[Records drawn from a dataset]
☆ ☆ ☆ ☆ ☆
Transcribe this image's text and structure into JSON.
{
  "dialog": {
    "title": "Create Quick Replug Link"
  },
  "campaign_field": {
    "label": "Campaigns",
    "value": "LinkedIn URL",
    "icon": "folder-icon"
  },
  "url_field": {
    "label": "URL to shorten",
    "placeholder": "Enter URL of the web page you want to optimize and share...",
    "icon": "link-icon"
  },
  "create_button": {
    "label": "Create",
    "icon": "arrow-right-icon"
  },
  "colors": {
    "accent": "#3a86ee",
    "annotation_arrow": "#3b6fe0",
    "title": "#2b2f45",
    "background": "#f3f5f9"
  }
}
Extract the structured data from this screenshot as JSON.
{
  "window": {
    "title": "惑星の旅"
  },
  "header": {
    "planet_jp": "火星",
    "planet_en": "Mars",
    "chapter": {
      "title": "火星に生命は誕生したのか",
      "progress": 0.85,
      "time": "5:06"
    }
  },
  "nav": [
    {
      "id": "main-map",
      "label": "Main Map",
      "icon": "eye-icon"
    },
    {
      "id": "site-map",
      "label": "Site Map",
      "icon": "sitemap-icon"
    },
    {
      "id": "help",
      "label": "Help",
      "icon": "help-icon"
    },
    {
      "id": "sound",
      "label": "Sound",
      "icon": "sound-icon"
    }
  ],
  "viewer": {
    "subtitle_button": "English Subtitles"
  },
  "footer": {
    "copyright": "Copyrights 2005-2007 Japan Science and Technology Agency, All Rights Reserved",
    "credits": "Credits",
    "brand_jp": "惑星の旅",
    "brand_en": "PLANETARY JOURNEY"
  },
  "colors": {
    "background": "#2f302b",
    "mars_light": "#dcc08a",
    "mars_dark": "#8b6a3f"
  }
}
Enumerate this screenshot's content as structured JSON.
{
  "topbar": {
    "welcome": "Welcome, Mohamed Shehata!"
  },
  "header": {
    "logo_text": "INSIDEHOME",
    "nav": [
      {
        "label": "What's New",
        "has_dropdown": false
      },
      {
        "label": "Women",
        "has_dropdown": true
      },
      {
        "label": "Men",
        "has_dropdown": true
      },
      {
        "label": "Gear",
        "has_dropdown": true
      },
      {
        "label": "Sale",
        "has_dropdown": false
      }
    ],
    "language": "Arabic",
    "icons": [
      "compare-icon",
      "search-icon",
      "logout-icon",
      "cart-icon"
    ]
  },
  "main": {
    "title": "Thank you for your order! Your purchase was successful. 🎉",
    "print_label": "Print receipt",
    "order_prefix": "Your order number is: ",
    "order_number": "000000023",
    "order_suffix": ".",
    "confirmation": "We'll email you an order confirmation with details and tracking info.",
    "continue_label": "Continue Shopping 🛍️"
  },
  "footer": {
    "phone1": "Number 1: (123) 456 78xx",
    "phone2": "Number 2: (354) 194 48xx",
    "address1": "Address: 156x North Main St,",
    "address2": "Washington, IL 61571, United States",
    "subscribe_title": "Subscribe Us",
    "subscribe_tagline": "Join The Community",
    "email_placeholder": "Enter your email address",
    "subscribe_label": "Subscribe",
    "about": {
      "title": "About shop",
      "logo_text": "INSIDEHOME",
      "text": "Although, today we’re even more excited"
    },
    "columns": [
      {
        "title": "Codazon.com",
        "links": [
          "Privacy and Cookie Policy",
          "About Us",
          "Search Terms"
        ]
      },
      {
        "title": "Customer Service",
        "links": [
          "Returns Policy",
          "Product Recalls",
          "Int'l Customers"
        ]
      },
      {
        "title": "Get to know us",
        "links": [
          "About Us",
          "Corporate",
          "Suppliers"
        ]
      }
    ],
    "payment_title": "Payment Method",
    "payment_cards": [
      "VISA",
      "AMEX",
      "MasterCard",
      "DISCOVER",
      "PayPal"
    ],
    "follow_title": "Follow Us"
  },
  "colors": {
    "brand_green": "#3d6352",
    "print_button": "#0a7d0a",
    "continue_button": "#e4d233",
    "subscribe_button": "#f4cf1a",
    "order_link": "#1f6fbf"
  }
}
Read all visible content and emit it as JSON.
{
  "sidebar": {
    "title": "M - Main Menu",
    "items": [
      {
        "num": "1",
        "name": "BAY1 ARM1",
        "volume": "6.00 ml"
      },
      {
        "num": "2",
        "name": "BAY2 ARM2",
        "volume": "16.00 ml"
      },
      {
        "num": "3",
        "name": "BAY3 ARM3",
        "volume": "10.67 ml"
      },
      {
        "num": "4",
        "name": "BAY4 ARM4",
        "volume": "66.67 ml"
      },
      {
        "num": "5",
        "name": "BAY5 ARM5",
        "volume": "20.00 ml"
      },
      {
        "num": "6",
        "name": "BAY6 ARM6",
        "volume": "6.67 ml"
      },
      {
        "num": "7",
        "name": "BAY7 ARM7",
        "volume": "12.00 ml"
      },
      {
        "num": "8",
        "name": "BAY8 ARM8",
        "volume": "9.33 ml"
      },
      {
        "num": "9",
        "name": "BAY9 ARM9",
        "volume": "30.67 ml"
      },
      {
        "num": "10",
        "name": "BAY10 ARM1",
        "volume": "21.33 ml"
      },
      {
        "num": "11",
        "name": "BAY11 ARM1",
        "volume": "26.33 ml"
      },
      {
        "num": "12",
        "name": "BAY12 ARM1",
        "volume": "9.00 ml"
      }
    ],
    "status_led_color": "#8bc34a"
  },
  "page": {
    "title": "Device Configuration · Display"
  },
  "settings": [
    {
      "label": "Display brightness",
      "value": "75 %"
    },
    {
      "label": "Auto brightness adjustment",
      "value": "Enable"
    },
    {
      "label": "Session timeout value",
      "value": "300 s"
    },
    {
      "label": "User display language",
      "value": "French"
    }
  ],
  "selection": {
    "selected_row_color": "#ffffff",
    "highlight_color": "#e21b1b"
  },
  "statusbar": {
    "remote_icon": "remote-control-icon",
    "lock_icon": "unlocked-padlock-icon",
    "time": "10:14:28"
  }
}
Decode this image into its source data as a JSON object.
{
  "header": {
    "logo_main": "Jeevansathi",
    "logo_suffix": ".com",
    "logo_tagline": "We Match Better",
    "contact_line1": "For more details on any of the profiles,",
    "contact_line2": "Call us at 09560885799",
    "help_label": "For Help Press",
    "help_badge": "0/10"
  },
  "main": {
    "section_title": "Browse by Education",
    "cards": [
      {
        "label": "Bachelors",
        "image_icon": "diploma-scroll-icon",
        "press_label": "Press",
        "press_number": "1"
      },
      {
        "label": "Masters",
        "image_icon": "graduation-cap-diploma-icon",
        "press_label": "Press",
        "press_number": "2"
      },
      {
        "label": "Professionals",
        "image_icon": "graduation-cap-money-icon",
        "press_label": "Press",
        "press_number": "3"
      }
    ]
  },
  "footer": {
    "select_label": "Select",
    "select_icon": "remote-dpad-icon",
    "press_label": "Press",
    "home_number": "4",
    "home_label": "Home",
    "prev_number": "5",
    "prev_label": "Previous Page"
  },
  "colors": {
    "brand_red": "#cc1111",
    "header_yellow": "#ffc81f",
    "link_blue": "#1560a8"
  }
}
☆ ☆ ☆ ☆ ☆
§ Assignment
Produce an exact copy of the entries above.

§ Output of the exercise
Transcribe this image's text and structure into JSON.
{
  "dialog": {
    "title": "Create Quick Replug Link"
  },
  "campaign_field": {
    "label": "Campaigns",
    "value": "LinkedIn URL",
    "icon": "folder-icon"
  },
  "url_field": {
    "label": "URL to shorten",
    "placeholder": "Enter URL of the web page you want to optimize and share...",
    "icon": "link-icon"
  },
  "create_button": {
    "label": "Create",
    "icon": "arrow-right-icon"
  },
  "colors": {
    "accent": "#3a86ee",
    "annotation_arrow": "#3b6fe0",
    "title": "#2b2f45",
    "background": "#f3f5f9"
  }
}
Extract the structured data from this screenshot as JSON.
{
  "window": {
    "title": "惑星の旅"
  },
  "header": {
    "planet_jp": "火星",
    "planet_en": "Mars",
    "chapter": {
      "title": "火星に生命は誕生したのか",
      "progress": 0.85,
      "time": "5:06"
    }
  },
  "nav": [
    {
      "id": "main-map",
      "label": "Main Map",
      "icon": "eye-icon"
    },
    {
      "id": "site-map",
      "label": "Site Map",
      "icon": "sitemap-icon"
    },
    {
      "id": "help",
      "label": "Help",
      "icon": "help-icon"
    },
    {
      "id": "sound",
      "label": "Sound",
      "icon": "sound-icon"
    }
  ],
  "viewer": {
    "subtitle_button": "English Subtitles"
  },
  "footer": {
    "copyright": "Copyrights 2005-2007 Japan Science and Technology Agency, All Rights Reserved",
    "credits": "Credits",
    "brand_jp": "惑星の旅",
    "brand_en": "PLANETARY JOURNEY"
  },
  "colors": {
    "background": "#2f302b",
    "mars_light": "#dcc08a",
    "mars_dark": "#8b6a3f"
  }
}
Enumerate this screenshot's content as structured JSON.
{
  "topbar": {
    "welcome": "Welcome, Mohamed Shehata!"
  },
  "header": {
    "logo_text": "INSIDEHOME",
    "nav": [
      {
        "label": "What's New",
        "has_dropdown": false
      },
      {
        "label": "Women",
        "has_dropdown": true
      },
      {
        "label": "Men",
        "has_dropdown": true
      },
      {
        "label": "Gear",
        "has_dropdown": true
      },
      {
        "label": "Sale",
        "has_dropdown": false
      }
    ],
    "language": "Arabic",
    "icons": [
      "compare-icon",
      "search-icon",
      "logout-icon",
      "cart-icon"
    ]
  },
  "main": {
    "title": "Thank you for your order! Your purchase was successful. 🎉",
    "print_label": "Print receipt",
    "order_prefix": "Your order number is: ",
    "order_number": "000000023",
    "order_suffix": ".",
    "confirmation": "We'll email you an order confirmation with details and tracking info.",
    "continue_label": "Continue Shopping 🛍️"
  },
  "footer": {
    "phone1": "Number 1: (123) 456 78xx",
    "phone2": "Number 2: (354) 194 48xx",
    "address1": "Address: 156x North Main St,",
    "address2": "Washington, IL 61571, United States",
    "subscribe_title": "Subscribe Us",
    "subscribe_tagline": "Join The Community",
    "email_placeholder": "Enter your email address",
    "subscribe_label": "Subscribe",
    "about": {
      "title": "About shop",
      "logo_text": "INSIDEHOME",
      "text": "Although, today we’re even more excited"
    },
    "columns": [
      {
        "title": "Codazon.com",
        "links": [
          "Privacy and Cookie Policy",
          "About Us",
          "Search Terms"
        ]
      },
      {
        "title": "Customer Service",
        "links": [
          "Returns Policy",
          "Product Recalls",
          "Int'l Customers"
        ]
      },
      {
        "title": "Get to know us",
        "links": [
          "About Us",
          "Corporate",
          "Suppliers"
        ]
      }
    ],
    "payment_title": "Payment Method",
    "payment_cards": [
      "VISA",
      "AMEX",
      "MasterCard",
      "DISCOVER",
      "PayPal"
    ],
    "follow_title": "Follow Us"
  },
  "colors": {
    "brand_green": "#3d6352",
    "print_button": "#0a7d0a",
    "continue_button": "#e4d233",
    "subscribe_button": "#f4cf1a",
    "order_link": "#1f6fbf"
  }
}
Read all visible content and emit it as JSON.
{
  "sidebar": {
    "title": "M - Main Menu",
    "items": [
      {
        "num": "1",
        "name": "BAY1 ARM1",
        "volume": "6.00 ml"
      },
      {
        "num": "2",
        "name": "BAY2 ARM2",
        "volume": "16.00 ml"
      },
      {
        "num": "3",
        "name": "BAY3 ARM3",
        "volume": "10.67 ml"
      },
      {
        "num": "4",
        "name": "BAY4 ARM4",
        "volume": "66.67 ml"
      },
      {
        "num": "5",
        "name": "BAY5 ARM5",
        "volume": "20.00 ml"
      },
      {
        "num": "6",
        "name": "BAY6 ARM6",
        "volume": "6.67 ml"
      },
      {
        "num": "7",
        "name": "BAY7 ARM7",
        "volume": "12.00 ml"
      },
      {
        "num": "8",
        "name": "BAY8 ARM8",
        "volume": "9.33 ml"
      },
      {
        "num": "9",
        "name": "BAY9 ARM9",
        "volume": "30.67 ml"
      },
      {
        "num": "10",
        "name": "BAY10 ARM1",
        "volume": "21.33 ml"
      },
      {
        "num": "11",
        "name": "BAY11 ARM1",
        "volume": "26.33 ml"
      },
      {
        "num": "12",
        "name": "BAY12 ARM1",
        "volume": "9.00 ml"
      }
    ],
    "status_led_color": "#8bc34a"
  },
  "page": {
    "title": "Device Configuration · Display"
  },
  "settings": [
    {
      "label": "Display brightness",
      "value": "75 %"
    },
    {
      "label": "Auto brightness adjustment",
      "value": "Enable"
    },
    {
      "label": "Session timeout value",
      "value": "300 s"
    },
    {
      "label": "User display language",
      "value": "French"
    }
  ],
  "selection": {
    "selected_row_color": "#ffffff",
    "highlight_color": "#e21b1b"
  },
  "statusbar": {
    "remote_icon": "remote-control-icon",
    "lock_icon": "unlocked-padlock-icon",
    "time": "10:14:28"
  }
}
Decode this image into its source data as a JSON object.
{
  "header": {
    "logo_main": "Jeevansathi",
    "logo_suffix": ".com",
    "logo_tagline": "We Match Better",
    "contact_line1": "For more details on any of the profiles,",
    "contact_line2": "Call us at 09560885799",
    "help_label": "For Help Press",
    "help_badge": "0/10"
  },
  "main": {
    "section_title": "Browse by Education",
    "cards": [
      {
        "label": "Bachelors",
        "image_icon": "diploma-scroll-icon",
        "press_label": "Press",
        "press_number": "1"
      },
      {
        "label": "Masters",
        "image_icon": "graduation-cap-diploma-icon",
        "press_label": "Press",
        "press_number": "2"
      },
      {
        "label": "Professionals",
        "image_icon": "graduation-cap-money-icon",
        "press_label": "Press",
        "press_number": "3"
      }
    ]
  },
  "footer": {
    "select_label": "Select",
    "select_icon": "remote-dpad-icon",
    "press_label": "Press",
    "home_number": "4",
    "home_label": "Home",
    "prev_number": "5",
    "prev_label": "Previous Page"
  },
  "colors": {
    "brand_red": "#cc1111",
    "header_yellow": "#ffc81f",
    "link_blue": "#1560a8"
  }
}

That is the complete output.